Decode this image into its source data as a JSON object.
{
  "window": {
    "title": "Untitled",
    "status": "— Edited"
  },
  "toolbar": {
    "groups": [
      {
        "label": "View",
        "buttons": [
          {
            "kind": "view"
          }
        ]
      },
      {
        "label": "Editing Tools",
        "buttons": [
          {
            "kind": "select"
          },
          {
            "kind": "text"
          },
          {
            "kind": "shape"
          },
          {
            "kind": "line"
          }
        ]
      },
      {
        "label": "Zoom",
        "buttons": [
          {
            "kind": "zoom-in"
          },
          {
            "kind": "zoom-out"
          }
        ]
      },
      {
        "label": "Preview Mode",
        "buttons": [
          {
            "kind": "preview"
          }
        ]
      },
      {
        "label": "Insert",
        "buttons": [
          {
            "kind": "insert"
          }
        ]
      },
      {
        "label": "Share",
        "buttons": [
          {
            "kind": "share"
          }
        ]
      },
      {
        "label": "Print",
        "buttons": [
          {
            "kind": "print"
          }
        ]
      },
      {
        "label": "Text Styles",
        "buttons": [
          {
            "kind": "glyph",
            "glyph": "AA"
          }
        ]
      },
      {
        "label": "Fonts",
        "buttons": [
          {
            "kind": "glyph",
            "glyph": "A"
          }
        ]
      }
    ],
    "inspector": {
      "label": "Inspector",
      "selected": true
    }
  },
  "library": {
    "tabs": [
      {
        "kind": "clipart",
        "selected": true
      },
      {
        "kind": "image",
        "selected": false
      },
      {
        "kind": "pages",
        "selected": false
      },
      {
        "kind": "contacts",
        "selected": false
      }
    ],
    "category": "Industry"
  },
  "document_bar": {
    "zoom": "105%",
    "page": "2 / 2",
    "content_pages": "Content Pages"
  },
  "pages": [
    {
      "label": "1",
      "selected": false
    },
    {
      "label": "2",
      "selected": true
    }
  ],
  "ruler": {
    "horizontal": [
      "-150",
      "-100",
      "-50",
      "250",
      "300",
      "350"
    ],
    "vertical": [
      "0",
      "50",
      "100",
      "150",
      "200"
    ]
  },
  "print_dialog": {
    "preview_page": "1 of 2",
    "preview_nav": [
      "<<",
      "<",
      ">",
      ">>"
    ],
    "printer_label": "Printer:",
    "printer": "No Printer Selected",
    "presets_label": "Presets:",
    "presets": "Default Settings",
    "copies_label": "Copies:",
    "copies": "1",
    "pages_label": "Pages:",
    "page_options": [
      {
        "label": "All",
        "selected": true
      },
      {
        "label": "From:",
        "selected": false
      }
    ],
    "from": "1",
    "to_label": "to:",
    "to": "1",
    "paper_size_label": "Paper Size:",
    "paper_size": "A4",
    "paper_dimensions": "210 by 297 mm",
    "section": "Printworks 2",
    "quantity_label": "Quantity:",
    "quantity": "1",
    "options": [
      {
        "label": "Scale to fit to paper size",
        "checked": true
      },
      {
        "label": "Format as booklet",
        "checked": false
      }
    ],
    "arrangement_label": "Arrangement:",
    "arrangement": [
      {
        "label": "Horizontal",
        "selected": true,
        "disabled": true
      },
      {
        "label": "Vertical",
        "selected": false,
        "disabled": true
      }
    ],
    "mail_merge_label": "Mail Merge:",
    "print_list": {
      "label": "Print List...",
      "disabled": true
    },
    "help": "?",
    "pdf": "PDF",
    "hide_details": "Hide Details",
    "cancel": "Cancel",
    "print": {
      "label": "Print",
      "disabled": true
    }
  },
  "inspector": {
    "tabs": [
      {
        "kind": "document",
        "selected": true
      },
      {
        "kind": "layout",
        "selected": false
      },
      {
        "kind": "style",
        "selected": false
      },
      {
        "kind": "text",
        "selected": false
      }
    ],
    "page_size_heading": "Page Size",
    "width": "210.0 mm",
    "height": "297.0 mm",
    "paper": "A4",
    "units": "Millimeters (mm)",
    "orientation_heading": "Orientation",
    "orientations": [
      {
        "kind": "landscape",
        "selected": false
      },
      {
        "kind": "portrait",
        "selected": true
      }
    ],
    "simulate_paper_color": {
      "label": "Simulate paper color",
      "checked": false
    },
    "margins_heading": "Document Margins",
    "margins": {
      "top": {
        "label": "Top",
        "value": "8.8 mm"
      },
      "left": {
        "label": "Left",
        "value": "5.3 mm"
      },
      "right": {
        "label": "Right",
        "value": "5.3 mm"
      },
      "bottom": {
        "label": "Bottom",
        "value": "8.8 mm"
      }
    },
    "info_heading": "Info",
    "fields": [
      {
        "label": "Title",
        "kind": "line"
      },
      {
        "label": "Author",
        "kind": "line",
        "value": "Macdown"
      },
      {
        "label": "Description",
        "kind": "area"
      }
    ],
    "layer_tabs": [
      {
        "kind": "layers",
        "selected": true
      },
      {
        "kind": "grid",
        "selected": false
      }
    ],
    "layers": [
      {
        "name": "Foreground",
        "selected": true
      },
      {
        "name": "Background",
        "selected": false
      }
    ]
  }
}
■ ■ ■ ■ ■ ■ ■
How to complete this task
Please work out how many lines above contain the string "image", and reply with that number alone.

Your solution
2